Miami is no longer a "sanctuary city" and has requested to be removed from an Obama-era list of cities that will not cooperate with immigration officials. In a letter from the Department of Justice, the DOJ confirmed that Miami-Dade County was now in compliance with section 1373 and would therefore be eligible to receive $481,347 in a Byrne JAG grant.
In late July, Attorney General Jeff Sessions announced new policies that would strip federal money in the form of Byrne JAG grants from cities that act as "sanctuary cities" for illegal immigrants. This letter confirms that Miami is the first large city to successfully shift from being a "sanctuary city."
Miami Mayor Carlos Gimenez did away with the county's sanctuary policy following the inauguration of President Donald Trump and instructed the county's jails to follow suit and work with immigration officers.

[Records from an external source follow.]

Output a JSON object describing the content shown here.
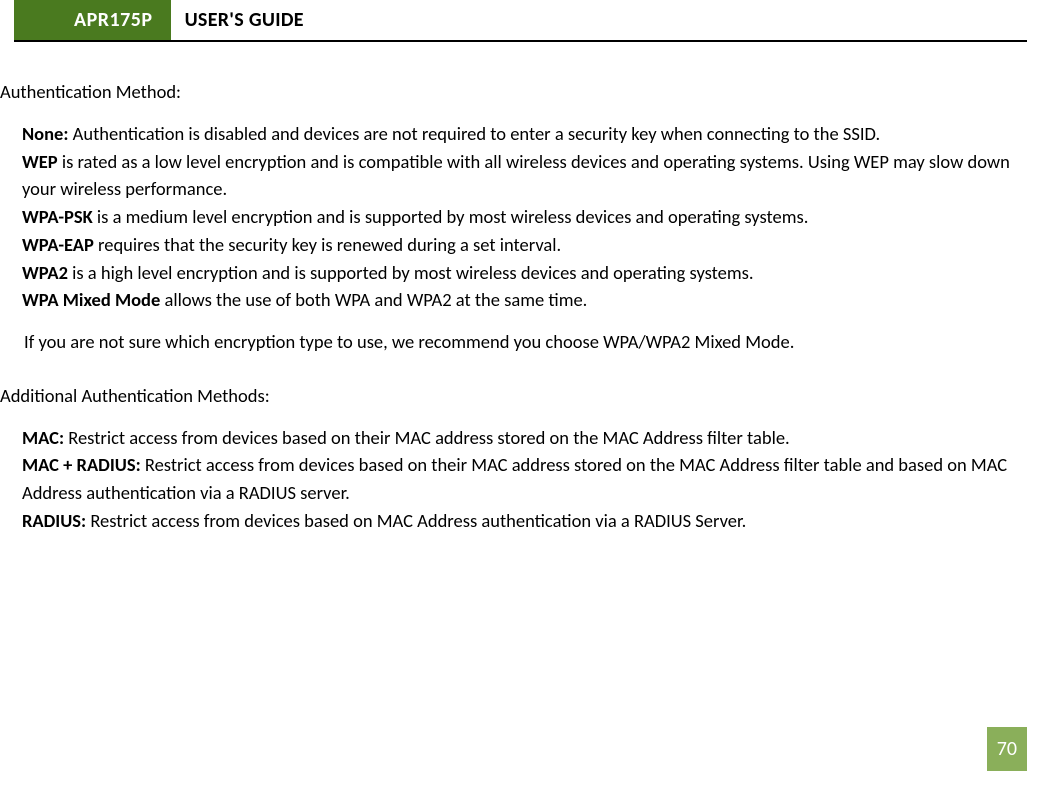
{
  "header": {
    "model": "APR175P",
    "title": "USER'S GUIDE"
  },
  "section1": {
    "heading": "Authentication Method:",
    "items": [
      {
        "label": "None:",
        "text": " Authentication is disabled and devices are not required to enter a security key when connecting to the SSID."
      },
      {
        "label": "WEP",
        "text": " is rated as a low level encryption and is compatible with all wireless devices and operating systems. Using WEP may slow down your wireless performance."
      },
      {
        "label": "WPA-PSK",
        "text": " is a medium level encryption and is supported by most wireless devices and operating systems."
      },
      {
        "label": "WPA-EAP",
        "text": " requires that the security key is renewed during a set interval."
      },
      {
        "label": "WPA2",
        "text": " is a high level encryption and is supported by most wireless devices and operating systems."
      },
      {
        "label": "WPA Mixed Mode",
        "text": " allows the use of both WPA and WPA2 at the same time."
      }
    ],
    "recommendation": "If you are not sure which encryption type to use, we recommend you choose WPA/WPA2 Mixed Mode."
  },
  "section2": {
    "heading": "Additional Authentication Methods:",
    "items": [
      {
        "label": "MAC:",
        "text": " Restrict access from devices based on their MAC address stored on the MAC Address filter table."
      },
      {
        "label": "MAC + RADIUS:",
        "text": " Restrict access from devices based on their MAC address stored on the MAC Address filter table and based on MAC Address authentication via a RADIUS server."
      },
      {
        "label": "RADIUS:",
        "text": " Restrict access from devices based on MAC Address authentication via a RADIUS Server."
      }
    ]
  },
  "pageNumber": "70"
}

Evidence of this compliance was submitted to the DOJ to ensure that Miami would stay eligible for various grants.
Shortly after President Donald Trump took office promising an immigration crackdown, Gimenez reversed a 2013 county policy and ordered Miami-Dade jails to begin honoring requests by immigration officers to extend the detentions of people in local custody who are also being sought for possible deportation.
Miami-Dade is the only large jurisdiction known to have made that kind of change, which the County Commission endorsed in February. As a result, it has been assumed Miami-Dade would be shielded from any loss of federal funds the Trump administration engineered as part of a broader effort to punish communities not cooperating on immigration detentions.
While it's not exactly a surprise that the threat of loss of federal funding worked, it is kind of interesting at just how fast this occurred. Immigration laws exist for a reason, and they should be followed. This is basic law and order.
Meanwhile, on the other end of the immigration spectrum, Chicago is suing to keep its "sanctuary city" policy.